ROCKFORD, Ill. — When Charlie Worboys lost his job, he feared searching for a new one at his age might be tough. Six years later, at 65, he’s still looking.
Luanne Lynch, 57, was laid off three times in the past decade and previous layoffs brought jobs with a lower salary; this time she can’t even get that.
A new Associated Press-NORC Center for Public Affairs Research poll finds many people older than 50 reporting great difficulty finding work and feeling that their age is a factor.
After Worboys was laid off and his hunt for another teaching job was fruitless, he sought counseling positions. When those leads dried up, he applied for jobs in juvenile detention centers, in sales and elsewhere. He finally settled for part-time work while still scouring online listings and sending out applications each week.

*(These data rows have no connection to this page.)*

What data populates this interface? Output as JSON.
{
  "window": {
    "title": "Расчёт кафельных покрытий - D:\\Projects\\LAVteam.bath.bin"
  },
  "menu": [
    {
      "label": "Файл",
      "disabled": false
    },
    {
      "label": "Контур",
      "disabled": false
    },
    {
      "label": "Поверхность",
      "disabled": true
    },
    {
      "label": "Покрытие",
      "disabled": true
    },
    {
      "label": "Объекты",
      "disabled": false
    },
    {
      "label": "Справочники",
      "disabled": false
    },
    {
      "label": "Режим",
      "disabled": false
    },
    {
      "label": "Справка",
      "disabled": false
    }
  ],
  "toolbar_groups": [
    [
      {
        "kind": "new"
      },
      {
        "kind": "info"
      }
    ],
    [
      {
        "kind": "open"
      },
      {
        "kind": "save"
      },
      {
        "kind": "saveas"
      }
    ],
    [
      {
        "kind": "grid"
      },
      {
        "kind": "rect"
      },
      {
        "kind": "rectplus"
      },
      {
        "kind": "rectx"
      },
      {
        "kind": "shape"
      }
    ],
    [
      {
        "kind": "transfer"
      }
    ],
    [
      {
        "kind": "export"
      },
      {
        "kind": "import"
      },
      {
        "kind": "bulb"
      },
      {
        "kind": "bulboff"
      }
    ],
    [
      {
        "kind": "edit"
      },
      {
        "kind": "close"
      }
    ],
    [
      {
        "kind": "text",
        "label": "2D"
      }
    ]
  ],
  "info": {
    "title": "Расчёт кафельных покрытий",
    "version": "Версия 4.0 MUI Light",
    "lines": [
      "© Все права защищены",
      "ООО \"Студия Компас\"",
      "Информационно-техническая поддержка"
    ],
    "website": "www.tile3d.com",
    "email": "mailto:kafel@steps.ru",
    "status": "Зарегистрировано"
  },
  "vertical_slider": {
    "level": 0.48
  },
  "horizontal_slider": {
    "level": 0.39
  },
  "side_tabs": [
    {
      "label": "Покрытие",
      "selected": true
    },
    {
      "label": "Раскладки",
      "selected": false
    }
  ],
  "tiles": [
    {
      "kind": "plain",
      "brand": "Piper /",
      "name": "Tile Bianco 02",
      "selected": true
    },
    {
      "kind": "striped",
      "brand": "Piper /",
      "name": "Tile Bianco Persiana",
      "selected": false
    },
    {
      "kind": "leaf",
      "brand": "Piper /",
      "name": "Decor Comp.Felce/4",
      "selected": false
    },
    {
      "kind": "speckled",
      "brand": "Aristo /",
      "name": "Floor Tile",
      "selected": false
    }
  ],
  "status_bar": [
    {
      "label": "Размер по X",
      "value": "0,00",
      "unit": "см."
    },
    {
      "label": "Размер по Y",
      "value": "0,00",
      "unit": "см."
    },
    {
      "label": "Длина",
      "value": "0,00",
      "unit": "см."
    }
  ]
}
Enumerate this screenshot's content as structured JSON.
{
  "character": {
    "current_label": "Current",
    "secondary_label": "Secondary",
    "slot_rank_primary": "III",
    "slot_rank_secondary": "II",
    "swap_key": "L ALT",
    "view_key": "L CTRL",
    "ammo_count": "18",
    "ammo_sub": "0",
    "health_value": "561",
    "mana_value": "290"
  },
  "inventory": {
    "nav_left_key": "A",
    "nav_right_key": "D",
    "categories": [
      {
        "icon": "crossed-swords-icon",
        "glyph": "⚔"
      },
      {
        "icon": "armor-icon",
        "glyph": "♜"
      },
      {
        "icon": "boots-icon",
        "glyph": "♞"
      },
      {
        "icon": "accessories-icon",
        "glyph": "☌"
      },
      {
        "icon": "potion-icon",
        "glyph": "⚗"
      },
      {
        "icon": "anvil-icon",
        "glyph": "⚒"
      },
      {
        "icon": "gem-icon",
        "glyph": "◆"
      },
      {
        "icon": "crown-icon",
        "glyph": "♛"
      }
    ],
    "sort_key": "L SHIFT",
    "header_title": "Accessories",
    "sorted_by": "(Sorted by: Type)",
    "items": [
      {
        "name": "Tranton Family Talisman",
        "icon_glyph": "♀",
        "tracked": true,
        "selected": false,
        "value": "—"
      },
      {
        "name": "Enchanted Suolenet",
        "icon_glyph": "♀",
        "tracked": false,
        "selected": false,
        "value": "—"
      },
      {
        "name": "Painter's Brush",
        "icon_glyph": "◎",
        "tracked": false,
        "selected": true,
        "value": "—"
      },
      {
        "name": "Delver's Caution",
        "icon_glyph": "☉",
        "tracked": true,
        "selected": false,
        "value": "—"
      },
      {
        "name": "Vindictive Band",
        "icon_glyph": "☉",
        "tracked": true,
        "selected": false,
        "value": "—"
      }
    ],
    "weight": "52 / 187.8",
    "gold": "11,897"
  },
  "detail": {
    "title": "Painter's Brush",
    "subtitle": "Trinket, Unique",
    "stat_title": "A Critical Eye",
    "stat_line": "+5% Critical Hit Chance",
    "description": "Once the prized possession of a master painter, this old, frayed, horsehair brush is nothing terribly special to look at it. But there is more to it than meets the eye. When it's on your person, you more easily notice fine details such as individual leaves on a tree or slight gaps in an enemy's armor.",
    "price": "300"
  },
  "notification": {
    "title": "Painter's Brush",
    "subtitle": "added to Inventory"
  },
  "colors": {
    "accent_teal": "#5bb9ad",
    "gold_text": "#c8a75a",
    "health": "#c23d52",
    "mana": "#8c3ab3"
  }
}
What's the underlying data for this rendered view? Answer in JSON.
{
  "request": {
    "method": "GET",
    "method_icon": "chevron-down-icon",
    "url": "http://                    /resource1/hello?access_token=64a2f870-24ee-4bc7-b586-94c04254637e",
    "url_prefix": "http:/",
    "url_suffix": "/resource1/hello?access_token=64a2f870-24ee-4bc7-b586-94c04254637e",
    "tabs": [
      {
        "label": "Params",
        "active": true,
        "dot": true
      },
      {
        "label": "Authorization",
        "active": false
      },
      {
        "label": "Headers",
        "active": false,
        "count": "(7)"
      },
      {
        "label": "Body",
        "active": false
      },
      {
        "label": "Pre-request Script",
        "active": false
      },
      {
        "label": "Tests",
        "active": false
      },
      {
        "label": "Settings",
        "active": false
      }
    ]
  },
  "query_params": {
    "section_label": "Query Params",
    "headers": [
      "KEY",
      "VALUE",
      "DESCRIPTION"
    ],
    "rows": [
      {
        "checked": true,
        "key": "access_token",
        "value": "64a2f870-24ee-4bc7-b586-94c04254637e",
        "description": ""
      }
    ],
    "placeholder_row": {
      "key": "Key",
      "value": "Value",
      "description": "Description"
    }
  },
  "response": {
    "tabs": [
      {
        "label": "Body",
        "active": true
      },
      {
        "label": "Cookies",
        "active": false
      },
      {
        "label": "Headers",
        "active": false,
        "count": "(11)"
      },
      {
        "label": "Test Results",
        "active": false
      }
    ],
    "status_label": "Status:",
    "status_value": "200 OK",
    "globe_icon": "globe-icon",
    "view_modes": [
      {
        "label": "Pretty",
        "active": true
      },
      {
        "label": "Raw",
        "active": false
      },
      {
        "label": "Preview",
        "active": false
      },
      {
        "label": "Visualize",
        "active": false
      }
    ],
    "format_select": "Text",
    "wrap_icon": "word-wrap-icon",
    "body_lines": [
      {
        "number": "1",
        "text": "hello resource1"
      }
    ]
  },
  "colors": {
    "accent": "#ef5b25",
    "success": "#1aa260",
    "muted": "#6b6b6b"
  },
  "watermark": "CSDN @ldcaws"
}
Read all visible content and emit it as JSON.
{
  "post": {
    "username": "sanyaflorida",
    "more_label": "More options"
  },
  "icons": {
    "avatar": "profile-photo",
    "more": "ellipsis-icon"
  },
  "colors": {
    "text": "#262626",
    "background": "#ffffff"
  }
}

“They’re looking for the younger person,” he said. “They look at the number 65 and they don’t bother to look behind it.”
The poll found 55 percent of people 50 and older who have sought a job in the past five years characterized their search as difficult, and 43 percent thought employers were concerned about their age. Further, most in the poll reported finding few available jobs (69 percent), few that paid well (63 percent) or that offered adequate benefits (53 percent). About a third were told they were overqualified.
Still, some companies are welcoming older workers, and 43 percent of job seekers surveyed found a high demand for their skills and 31 percent said there was a high demand for their experience. Once on the job, older workers were far more likely to report benefits related to their age – 60 percent said colleagues had come to them for advice more often and 42 percent said they felt as if they were receiving more respect in the company.
People of all ages have been frustrated by the job market, and the unemployment rate for those 55 and older was 5.3 percent in September, lower than the 7.2 percent rate among all ages. By comparison, unemployment among those age 20-24 was 12.9 percent, and among those 25-54, 6.2 percent.
But long-term unemployment has been rampant among the oldest job seekers. Unemployed people age 45 to 54 were out of work 45 weeks on average, those 55 to 64 were jobless for 57 weeks and those 65 and older average 51 weeks.
Younger workers were unemployed for shorter periods of time.
Sixty-three percent of those who searched for a job cited financial need, and 19 percent said it was because they were laid off. Far smaller numbers searched because they wanted to change careers, find a better salary or benefits, escape unhappiness at a previous job or simply get out of the house.
Lynch, of San Gabriel, Calif., hated taking a step down after the earlier layoffs, but this time only one interview has come from 70-some applications.
“It’s starting at the bottom,” she said. “And frankly, I’m getting too old to be starting at the bottom.”
Bob Gershberg, a corporate recruiter in St. Petersburg, Fla., said unemployed people, regardless of age, have had trouble getting rehired. But he said older workers have faced an added layer of skepticism from employers.
“They’ll say, ‘Give me the young guy. Give me the up-and-comer. Someone with fire in the belly,’ ” he said. “But there’s always been a bias against the unemployed. They say, ‘If she was so good, why’d she get cut?’ ”
Sharon Hulce, who runs a recruitment firm in Appleton, Wis., said she’s found some employers are concerned that applicants in their late 50s or 60s might not stick around for the long haul.
Kerry Hannon, who wrote Great Jobs for Everyone 50-plus, said managers might be leery of a lengthy résumé from someone they can’t afford, salary-wise.
“They’ll look at your background and just figure you’ll be insulted,” she said.
About 4 in 10 who have been in the job market said they felt they lacked the right skills or felt too old for the available jobs. Many reported trying to improve their skill set (20 percent) or present themselves with a fresher résumé or interview approach (15 percent) to make themselves more marketable.
One in five respondents in the poll said they had experienced prejudice or discrimination in the job market or at work because of their age.
That doubles to 40 percent among those who have sought a job in the last five years.
Faye Smith, 69, of Dallas, Ga., said she needed to find work after losing much of her savings in the downturn but felt the hesitance of employers when they saw the dates on her résumé.
“You could tell when they found out the age,” she said. “There’s a change in the face and the demeanor of the person.”
The AP-NORC Center survey was conducted Aug. 8-Sept. 10 by NORC at the University of Chicago, with funding from the Alfred P. Sloan Foundation. It involved landline and cellphone interviews in English and Spanish with 1,024 people aged 50 and older nationwide. Results from the full survey have a margin of sampling error of plus or minus 4.1 percentage points.